**PROBLEM**
Your answer must be every line of the data that holds the string "icon".
***
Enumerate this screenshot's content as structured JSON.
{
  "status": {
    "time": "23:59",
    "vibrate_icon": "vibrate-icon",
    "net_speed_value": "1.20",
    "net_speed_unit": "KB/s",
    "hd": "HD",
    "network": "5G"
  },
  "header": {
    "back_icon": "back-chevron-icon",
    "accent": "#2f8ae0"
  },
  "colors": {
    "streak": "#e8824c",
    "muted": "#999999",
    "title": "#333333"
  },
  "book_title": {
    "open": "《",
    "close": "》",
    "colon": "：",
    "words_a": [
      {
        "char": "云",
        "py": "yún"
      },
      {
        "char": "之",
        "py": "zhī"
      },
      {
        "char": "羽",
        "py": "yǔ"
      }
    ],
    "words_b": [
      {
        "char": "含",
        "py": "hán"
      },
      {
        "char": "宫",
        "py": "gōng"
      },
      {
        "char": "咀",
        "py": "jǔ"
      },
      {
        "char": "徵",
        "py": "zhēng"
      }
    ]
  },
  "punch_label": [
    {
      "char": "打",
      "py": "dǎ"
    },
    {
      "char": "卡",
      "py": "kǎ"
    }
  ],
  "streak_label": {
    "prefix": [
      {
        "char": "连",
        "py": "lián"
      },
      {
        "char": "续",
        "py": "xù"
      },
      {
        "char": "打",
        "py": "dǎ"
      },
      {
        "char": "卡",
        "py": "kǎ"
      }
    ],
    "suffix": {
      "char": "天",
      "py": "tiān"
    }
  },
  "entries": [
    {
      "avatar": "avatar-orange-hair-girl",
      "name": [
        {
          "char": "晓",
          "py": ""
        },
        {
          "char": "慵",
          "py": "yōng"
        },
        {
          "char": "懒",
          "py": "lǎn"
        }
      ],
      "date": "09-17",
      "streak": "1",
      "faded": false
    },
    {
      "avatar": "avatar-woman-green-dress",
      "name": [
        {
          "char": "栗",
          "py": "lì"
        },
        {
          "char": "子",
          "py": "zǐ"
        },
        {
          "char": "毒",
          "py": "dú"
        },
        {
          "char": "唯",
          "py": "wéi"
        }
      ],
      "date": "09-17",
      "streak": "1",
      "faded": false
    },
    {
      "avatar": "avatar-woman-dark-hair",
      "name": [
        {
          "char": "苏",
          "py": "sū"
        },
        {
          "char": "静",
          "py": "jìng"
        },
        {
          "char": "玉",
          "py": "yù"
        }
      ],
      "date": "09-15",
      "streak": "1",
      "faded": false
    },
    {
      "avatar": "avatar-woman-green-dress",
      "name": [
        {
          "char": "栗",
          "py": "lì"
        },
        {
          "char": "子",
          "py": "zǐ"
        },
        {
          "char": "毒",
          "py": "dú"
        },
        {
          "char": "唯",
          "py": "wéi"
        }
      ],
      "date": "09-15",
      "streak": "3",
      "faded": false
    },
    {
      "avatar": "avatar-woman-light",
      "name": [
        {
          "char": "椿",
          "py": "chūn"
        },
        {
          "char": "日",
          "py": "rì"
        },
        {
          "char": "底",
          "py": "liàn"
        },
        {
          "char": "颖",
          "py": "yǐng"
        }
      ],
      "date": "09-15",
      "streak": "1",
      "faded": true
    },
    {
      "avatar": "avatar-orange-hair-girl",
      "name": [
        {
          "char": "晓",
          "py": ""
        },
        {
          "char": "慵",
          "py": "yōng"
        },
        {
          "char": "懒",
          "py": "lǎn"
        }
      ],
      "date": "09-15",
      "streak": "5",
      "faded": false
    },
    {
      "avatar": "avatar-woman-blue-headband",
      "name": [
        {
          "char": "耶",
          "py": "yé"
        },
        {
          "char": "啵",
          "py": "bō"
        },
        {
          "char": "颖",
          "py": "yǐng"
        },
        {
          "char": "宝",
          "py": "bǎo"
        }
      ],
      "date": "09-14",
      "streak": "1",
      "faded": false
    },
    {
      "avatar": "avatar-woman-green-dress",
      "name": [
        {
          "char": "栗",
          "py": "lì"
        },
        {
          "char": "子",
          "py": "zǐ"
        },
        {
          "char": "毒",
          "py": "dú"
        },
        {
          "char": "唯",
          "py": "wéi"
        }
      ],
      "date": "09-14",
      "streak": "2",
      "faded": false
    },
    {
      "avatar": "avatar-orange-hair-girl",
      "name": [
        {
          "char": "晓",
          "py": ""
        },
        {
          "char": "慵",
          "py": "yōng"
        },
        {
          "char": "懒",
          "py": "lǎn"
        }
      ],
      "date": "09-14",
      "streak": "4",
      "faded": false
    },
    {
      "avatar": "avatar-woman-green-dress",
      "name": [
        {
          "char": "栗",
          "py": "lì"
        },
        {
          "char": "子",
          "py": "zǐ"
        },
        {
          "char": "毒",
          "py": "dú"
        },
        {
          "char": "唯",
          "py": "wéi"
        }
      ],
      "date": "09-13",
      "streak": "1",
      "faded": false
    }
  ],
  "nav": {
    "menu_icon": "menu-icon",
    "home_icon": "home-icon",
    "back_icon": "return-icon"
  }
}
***
**SOLUTION FOR THIS EXERCISE**
    "vibrate_icon": "vibrate-icon",
    "back_icon": "back-chevron-icon",
    "menu_icon": "menu-icon",
    "home_icon": "home-icon",
    "back_icon": "return-icon"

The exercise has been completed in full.